Nibelungs - George Upton

Siegfried Makes War Against the Saxons

Now, it came to pass that one day messengers arrived from two powerful Kings, Lendeger of the Saxon land and Lendegast of Denmark, declaring war against Gunther, whose dominions they were preparing to lay waste. Thereupon was the King greatly troubled, for the enemy far outnumbered his own men and, moreover, were well armed. He took counsel of Hagen, who bade him secure the aid of Siegfried without delay. But Siegfried had already observed Gunther's sorrowful mien, and asked him what lay so heavy on his heart. The King disclosed the cause of his trouble, whereupon Siegfried swore to aid him with all his power, and joyfully hastened to summon his twelve knights to join the thousand Burgundians Gunther had assembled, while Hagen, with all his followers, made ready to march with them.

The messengers were released and sent upon their way; but when it was made known to the two Kings that Siegfried was with the Burgundians, gathering together an army to meet them, they hastily doubled the number of their forces.

Soon thereafter the two hostile armies drew near to each other, and Siegfried rode on before to the top of a hill to learn somewhat of the enemy's strength. Of Danes and Saxons there were full thrice his own number of men, but little did this dismay his bold spirit. Now, while he gazed, there rode forth from the opposite camp King Lendeger, who likewise thought to spy upon his foes. Swift as a whirlwind they rushed to the attack, and casting aside their shattered spears, sprang from their horses. Thick and fast fell the blows of their swords on shield and helm, but soon the Saxon King was sorely hurt and knelt at Siegfried's feet, craving his mercy and yielding himself captive.

Then came thirty of the Saxon knights, who, having observed the combat from afar, dashed to the rescue of their lord; but these also Siegfried overcame after a desperate fight,—all save one, who fled, bearing the evil tidings to his comrades. Thereupon Siegfried rode back with his prisoners and summoned his army to the attack. Pennons waved, shield and armor glittered in the sunlight, while clouds of dust arose, as, shouting their battle-cries, they rushed upon the foe. Then followed such a battle as rarely had been known before, so fiercely and bravely was it fought. Many a shining helm was dulled, and many a lance splintered, while far and wide the plain was strewn with broken shields and swords. But none could stand before Siegfried. Thrice he broke through the enemy's ranks, hewing bloody gaps wheresoever he rode, and at last he came upon King Lendegast. The sight of Siegfried gave fresh courage to the Danish King, for he burned to avenge his brother. Furiously they sprang at one another, but the first stroke of Balmung shattered the golden shield of Lendegast, while the second clove his armor and bore him to the ground; whereupon he yielded himself likewise, and ordering his banners lowered, sued for peace.

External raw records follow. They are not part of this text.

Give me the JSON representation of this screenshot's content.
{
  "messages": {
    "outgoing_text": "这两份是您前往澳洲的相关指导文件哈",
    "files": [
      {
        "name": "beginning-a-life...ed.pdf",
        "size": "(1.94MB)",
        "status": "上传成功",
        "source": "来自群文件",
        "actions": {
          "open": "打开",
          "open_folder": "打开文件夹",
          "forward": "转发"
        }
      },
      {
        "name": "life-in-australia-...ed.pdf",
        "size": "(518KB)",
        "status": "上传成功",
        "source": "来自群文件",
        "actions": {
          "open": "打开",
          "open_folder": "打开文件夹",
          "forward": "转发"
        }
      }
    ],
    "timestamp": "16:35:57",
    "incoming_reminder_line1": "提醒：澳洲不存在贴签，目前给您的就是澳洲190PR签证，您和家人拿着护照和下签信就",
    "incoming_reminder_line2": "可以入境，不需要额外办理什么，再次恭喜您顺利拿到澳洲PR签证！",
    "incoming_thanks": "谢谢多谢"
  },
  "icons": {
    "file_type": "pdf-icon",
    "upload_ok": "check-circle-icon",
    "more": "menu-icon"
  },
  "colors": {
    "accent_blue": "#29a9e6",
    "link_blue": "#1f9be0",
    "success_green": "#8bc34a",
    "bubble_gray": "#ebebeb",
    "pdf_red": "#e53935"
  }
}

The greater part of the Danes and Saxons fled, but there fell into the hands of the victors full five hundred warriors, together with the two Kings, wherewith they joyfully set out on their homeward way.

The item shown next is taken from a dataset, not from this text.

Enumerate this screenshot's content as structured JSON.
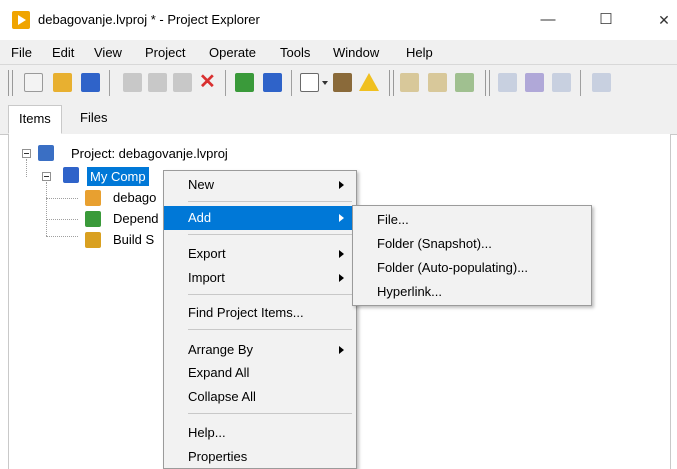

Now, Siegfried had despatched messengers to bear news of the victory to King Gunther; and one of these, being perchance aware that Kriemhild looked not unkindly on the young hero, betook himself straightway to her.

"If thou dost bring me good tidings," cried Kriemhild, "thou shalt have all my gold!"

"In truth, fair lady," replied the messenger, "none bath fought so nobly as my lord Siegfried, nor lives there a hero with fame to equal his!

Thereupon he told her of the battle, and how Siegfried had vanquished the two Kings and was bringing them captives to the court of Burgundy. At this the maiden's eyes shone like stars, and when the messenger departed she bestowed on him not only the promised gold, but also a suit of rich apparel. And thereafter she stood often at her window, gazing toward the road by which the warriors must return.